An amplifier’s wattage is how loudly it can play a signal before it starts to distort.

A good starter amp will have a wattage between 10-40 watts.

If you’re into metal or hard rock, you’ll want an amp with a lot of distortion and a higher wattage (50-100 watts).

Classic rock or blues players will be happy with an amp in the 10-40 watt range.

Tips for choosing an amp that will work well with your specific style of playing

If you want to play metal or hard rock, look for an amp with a lot of distortion.

If you’re into classic rock or blues, look for an amp that has a clean sound.

Again, some amps can do both (they’re called combo amps), but most amps are designed for one specific style of music.

Pros and cons of owning a tube or solid-state amplifier

There are two types of guitar amplifiers: tube and solid-state.

Tube amps, as the name suggests, use vacuum tubes to amplify the signal.

They’re considered the “guitar player’s” amp because they sound better than solid-state amps when driven hard.

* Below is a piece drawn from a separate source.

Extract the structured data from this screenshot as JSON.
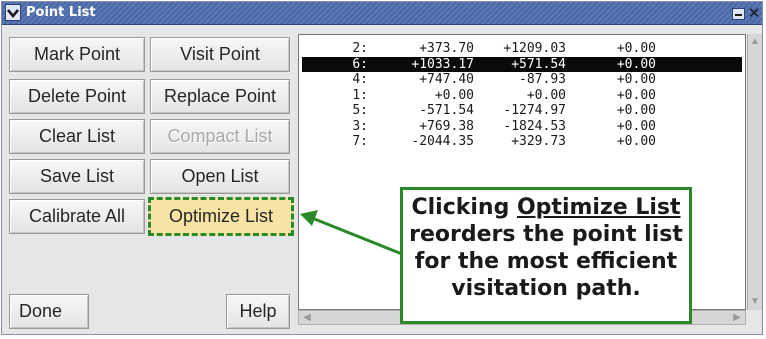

However, they’re also more expensive and can be temperamental.

Solid-state amps use transistors instead of tubes and are more reliable but don’t sound as good as tube amps.

Which one is right for you?

Only you can decide that! Some guitarists swear by tube amps while others prefer solid-state. Try out a few different types until you find one you like the best.

Finally, you should definitely try out the guitar amplifier before buying it!

There are countless makes and models of amplifiers out there.

If you go to a music store with several different amps in mind, they’ll let you test them all out before choosing one.

Just make sure to take your time – don’t rush into anything!

When trying an amp out, make sure to set the volume at around 3-4 o’clock (if it has a “volume” knob).

Lower volumes won’t let you test the full power of the amplifier.

You also want to find that sweet spot where the amp starts distorting but isn’t too loud for comfort.

 

Read Also: My Gear Recommendations

Recent Posts

error: Content is protected !!